To do
Throughout the listing below, copy each line containing "center".

Input records
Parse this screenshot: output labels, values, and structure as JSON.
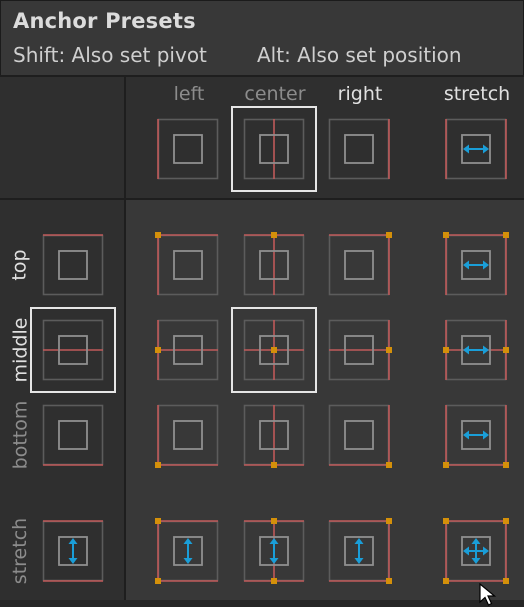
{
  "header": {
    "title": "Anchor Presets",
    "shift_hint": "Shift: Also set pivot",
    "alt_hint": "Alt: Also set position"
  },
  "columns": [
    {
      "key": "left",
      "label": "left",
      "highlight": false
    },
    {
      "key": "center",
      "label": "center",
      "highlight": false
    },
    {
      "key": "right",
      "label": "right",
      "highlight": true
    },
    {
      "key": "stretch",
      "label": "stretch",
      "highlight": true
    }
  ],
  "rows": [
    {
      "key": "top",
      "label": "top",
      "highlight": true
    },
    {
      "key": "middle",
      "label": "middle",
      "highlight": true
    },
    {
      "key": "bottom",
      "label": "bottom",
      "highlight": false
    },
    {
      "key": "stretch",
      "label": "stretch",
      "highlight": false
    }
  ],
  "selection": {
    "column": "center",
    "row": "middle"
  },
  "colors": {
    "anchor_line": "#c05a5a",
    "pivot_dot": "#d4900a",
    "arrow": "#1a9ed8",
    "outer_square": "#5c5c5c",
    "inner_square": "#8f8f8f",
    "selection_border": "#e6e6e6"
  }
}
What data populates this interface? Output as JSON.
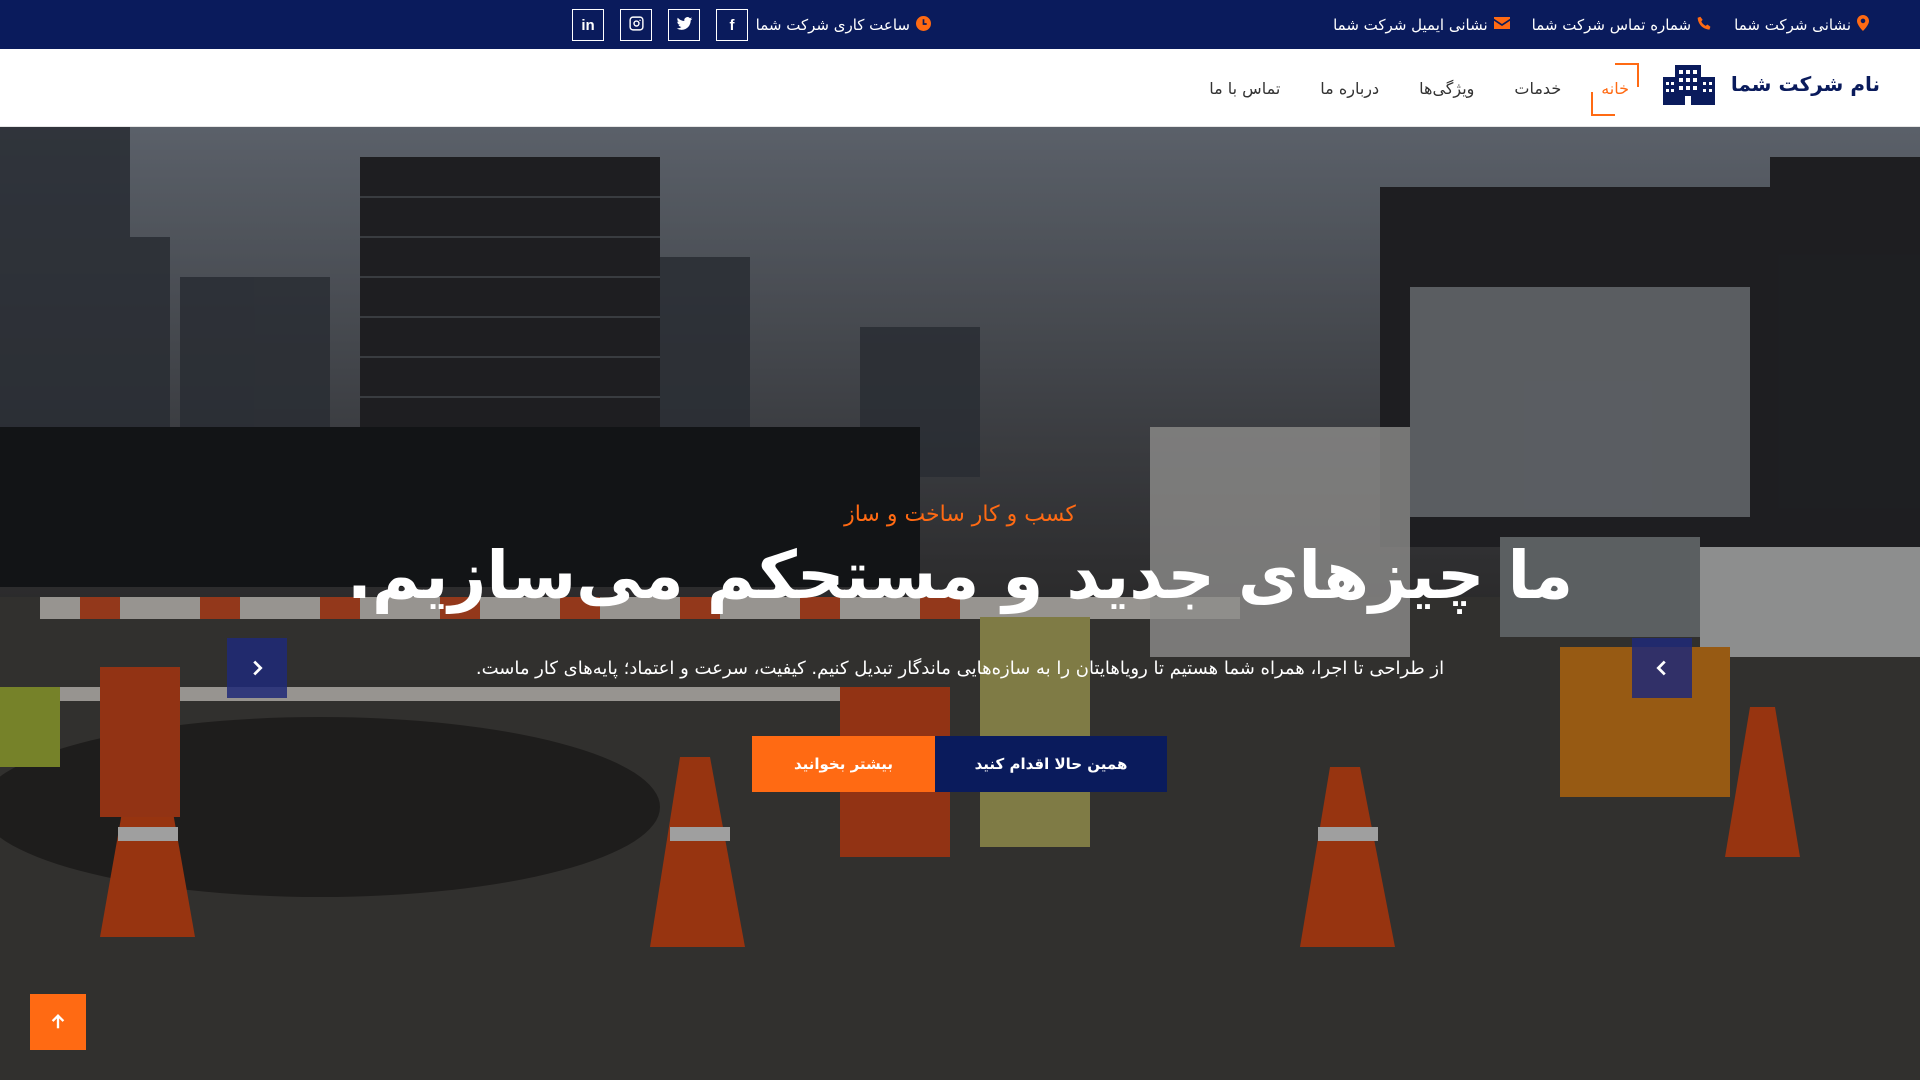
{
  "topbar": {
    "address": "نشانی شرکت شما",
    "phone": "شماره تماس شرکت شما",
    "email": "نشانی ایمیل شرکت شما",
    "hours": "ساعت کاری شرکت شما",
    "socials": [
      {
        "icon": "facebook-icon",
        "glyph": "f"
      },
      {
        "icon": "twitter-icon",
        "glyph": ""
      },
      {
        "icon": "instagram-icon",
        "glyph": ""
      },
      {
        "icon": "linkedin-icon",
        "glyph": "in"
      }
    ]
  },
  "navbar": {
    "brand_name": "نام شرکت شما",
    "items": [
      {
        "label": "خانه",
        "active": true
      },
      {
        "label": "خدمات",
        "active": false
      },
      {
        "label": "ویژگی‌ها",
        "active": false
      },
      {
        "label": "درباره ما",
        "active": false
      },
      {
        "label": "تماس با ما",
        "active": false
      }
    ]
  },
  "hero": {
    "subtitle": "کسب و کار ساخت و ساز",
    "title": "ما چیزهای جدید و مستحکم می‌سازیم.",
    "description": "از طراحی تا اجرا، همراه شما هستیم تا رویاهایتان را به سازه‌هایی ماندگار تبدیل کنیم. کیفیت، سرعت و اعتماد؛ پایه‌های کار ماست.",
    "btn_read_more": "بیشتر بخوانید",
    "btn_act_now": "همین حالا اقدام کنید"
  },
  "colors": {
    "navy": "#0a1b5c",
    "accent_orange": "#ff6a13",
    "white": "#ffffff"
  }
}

Result for this exercise
      "key": "center",
      "label": "center",
    "column": "center",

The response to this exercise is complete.